Amy Robinson

Cold Pursuit Review: not a “Taken” movie on ice

Decrease Font Size Increase Font Size Text Size Print This Page

Just yesterday, I went to the cinema to watch Liam Neeson’s new feature Cold Pursuit. My reason for going was purely academic research, attempting to study the critics’ reception of the movie following Neeson’s racial comments.

For context: set in the snowy hills outside of Denver, Cold Pursuit follows Nels Coxman (Liam Neeson), a snowplow driver in Denver, Colorado, who embarks upon a murder spree of a gang drug dealers to avenge the killing of his son by said gang.

First of all, I wish to state for the record that if you are under the belief that Cold Pursuit is a rendition of Taken on ice (as some critics have put it), you will be deeply disheartened.
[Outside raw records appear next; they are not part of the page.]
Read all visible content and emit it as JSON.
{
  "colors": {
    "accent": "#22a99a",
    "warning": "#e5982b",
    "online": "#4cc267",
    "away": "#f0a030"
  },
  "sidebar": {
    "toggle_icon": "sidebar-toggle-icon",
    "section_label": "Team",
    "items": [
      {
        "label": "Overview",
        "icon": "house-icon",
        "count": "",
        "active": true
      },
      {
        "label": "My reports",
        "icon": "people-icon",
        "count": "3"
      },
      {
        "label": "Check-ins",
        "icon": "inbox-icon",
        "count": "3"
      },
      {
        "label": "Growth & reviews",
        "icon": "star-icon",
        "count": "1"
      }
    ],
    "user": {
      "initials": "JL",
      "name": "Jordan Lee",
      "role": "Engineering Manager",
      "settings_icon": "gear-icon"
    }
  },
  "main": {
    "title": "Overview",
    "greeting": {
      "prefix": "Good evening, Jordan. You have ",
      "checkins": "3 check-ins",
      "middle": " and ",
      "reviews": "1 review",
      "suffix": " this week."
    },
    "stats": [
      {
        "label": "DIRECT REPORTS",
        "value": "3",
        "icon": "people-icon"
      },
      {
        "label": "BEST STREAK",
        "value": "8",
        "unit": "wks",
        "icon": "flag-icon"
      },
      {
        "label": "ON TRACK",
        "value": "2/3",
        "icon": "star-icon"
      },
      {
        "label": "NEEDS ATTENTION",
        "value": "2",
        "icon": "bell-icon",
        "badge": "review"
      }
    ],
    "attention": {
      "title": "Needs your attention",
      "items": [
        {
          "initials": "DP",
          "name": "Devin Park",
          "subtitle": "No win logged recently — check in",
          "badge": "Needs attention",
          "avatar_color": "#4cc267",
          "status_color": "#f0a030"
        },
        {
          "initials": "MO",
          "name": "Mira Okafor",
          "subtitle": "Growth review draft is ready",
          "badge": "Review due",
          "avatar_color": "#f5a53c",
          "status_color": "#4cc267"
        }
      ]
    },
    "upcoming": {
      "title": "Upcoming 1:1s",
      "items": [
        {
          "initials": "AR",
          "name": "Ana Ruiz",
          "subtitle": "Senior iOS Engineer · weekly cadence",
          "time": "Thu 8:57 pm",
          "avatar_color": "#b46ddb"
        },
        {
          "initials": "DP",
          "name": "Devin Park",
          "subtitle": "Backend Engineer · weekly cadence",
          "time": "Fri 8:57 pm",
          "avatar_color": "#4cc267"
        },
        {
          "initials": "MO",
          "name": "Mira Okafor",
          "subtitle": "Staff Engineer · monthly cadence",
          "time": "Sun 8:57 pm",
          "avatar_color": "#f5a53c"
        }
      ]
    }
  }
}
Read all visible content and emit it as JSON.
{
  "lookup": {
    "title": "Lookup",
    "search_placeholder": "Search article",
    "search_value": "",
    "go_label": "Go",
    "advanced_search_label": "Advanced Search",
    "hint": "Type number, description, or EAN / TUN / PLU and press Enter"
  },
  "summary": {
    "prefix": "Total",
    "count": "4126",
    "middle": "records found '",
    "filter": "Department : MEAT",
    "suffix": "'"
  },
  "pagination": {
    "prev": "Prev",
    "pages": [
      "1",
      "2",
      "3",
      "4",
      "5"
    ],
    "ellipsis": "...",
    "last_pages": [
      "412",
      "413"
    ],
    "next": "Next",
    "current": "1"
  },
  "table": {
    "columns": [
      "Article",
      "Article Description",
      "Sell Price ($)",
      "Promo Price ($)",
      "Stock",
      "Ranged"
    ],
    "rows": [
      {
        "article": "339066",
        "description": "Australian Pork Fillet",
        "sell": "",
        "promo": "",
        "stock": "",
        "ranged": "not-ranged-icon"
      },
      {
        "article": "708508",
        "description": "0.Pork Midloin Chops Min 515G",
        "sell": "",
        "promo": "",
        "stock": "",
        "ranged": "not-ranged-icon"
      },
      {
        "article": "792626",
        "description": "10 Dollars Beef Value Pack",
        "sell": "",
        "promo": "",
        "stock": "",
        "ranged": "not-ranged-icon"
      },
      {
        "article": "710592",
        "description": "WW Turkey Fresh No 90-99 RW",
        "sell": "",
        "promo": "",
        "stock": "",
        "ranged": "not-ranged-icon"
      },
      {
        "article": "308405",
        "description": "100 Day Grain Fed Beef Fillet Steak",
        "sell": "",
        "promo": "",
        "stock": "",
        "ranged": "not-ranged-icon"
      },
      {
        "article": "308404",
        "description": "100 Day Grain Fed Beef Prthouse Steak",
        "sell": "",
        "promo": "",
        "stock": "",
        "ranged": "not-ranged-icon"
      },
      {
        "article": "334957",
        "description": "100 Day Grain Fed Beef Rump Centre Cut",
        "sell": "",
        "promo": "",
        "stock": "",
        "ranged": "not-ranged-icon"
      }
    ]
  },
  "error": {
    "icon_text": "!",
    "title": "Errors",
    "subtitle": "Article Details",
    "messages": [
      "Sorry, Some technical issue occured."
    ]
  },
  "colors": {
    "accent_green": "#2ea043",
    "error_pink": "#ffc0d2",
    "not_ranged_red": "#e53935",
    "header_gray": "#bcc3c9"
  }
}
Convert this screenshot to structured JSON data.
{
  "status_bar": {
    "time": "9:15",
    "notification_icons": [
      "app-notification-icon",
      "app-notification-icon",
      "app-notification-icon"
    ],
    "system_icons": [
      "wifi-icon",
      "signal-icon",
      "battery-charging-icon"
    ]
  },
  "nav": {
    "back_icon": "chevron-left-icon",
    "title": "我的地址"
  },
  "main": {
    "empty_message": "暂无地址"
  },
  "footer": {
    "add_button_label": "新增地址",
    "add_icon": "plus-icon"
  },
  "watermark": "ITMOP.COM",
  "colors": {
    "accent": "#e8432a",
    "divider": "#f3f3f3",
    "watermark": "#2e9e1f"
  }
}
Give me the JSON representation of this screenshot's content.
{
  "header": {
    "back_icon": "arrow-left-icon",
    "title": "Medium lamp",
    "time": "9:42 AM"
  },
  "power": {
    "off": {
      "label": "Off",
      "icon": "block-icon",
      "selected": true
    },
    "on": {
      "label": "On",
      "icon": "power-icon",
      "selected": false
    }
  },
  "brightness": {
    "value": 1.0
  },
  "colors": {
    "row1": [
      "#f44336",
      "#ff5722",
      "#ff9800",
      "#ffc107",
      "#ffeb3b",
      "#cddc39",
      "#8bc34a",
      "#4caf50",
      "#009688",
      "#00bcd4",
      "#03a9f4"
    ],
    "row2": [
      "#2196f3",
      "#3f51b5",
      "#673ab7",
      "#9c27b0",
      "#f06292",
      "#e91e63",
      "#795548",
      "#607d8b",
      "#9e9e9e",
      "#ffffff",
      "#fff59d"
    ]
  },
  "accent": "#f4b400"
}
In my opinion, this movie is Liam Neeson’s worst, and that opinion has nothing to do with the recent racial controversy, it is just simply a terrible film.

Cold Pursuit is a movie that has no idea what genre it is, and this unsureness is hidden under  the guise of “creativity”.

This movie cannot decide whether it is a black comedy, crime or a thriller. In one particular scene, Nels and his wife Grace (Laura Dern) are presented with their son’s dead body on a slab. The slab is low on the ground, and the coroner pumps it up higher and higher until it is in the eye line of the viewers. There is no music in this scene, except from the squeaky sound of the slab being heightened. If the director was trying to make this a funny sequence, he very much failed.

This was meant to be a scene of sorrow: two parents have lost their son, yet there was no sadness to this scene, which made me dismiss this movie’s credibility.

The first half of the movie follows Nels as he kills each drug dealer. After Nels takes a victim, the screen goes black and features a cross or icon with the victim’s real name and gangster nickname. As the body count quickly rises, you can imagine how frustrating it was to see a blacked out screen with gravestones written on every two minutes.

Also, as an audience member who is trying to invest in a film, the fact the screen keeps cutting to black just takes away from it being an immersive experience, as you are constantly reminded that you are watching a film. Perhaps this style was the Norwegian director Hans Petter Morland’s attempt at being innovative, but it had no such effect on me, merely reiterating to me that this is not a good piece of work.

The ways in which the drug dealers are killed are ridiculous. In one particular scene, Nels and a drug dealer are laying in the snow laughing at nothing particularly comical, right before Nels shoots him in the face.

The acting in this movie was just horrific. While I would not credit Liam Neeson as a versatile or particularly outstanding actor, his acting in Cold Pursuit is his worst, without a doubt. His character, Nels, is not someone we are positioned to sympathise with in my opinion, nor is his character’s supposed “love” for his son believable. To me, his character had no complexity or multi-dimension.

Laura Dern, who plays Nels’ wife, Grace Coxman, is given probably two minutes of screen time before she leaves the film for its entirety. Dern, whom I first became a fan of after seeing her as Renata Klein in HBO’s hit Big Little Lies, is a great actress who is totally wasted and discarded in this film. Like Nels, Dern’s character Grace has no dimension and we do not feel any emotion towards her.

I don’t know whether this is down to the direction they were given by Hans Petter Morland, but Neeson and Dern (two of Hollywood’s respected A-Listers), are represented here as actors who, apparently, cannot act.

The worst acting in this movie, however, was that of Tom Bateman who plays drug lord Viking. I cannot put into words how terribly he played the role of a villain. However, again this could just be how Cold Pursuit was written (the character of Viking could be intended as a futile villain). Whatever the case is, the acting and everything about this movie left a bad taste in my mouth.

This movie may as well have no premise: it is mainly just people being killed, a futile “plot-twists” and Liam Neeson driving through the snow in his snowplow or car.  The most used shot in this movie was a tracking shot of cars driving into Denver, which occurred in the narrative at least 10 times (unnecessary? I think so).

Some shots are so repetitive that by the second half of the film, you’ll find yourself combusting with disbelief-induced-laughter upon seeing Liam Neeson driving his slowplow. Also, by the second half, a rivalry between Viking’s drug gang and some Native Americans emerges that serves no purpose whatsoever.  Meanwhile, the location of the movie, while beautiful, does not work for it either.

In a nutshell, I am stating this movie would have been better of never being made: this is by far one of the worst films I have come across in my twenty years of existence. Save your time and money and do not see this movie.

As Cold Pursuit is a remake of the director’s own 2014 movie “In Order Of Disappearance“, I would hate to see how diabolical the original is.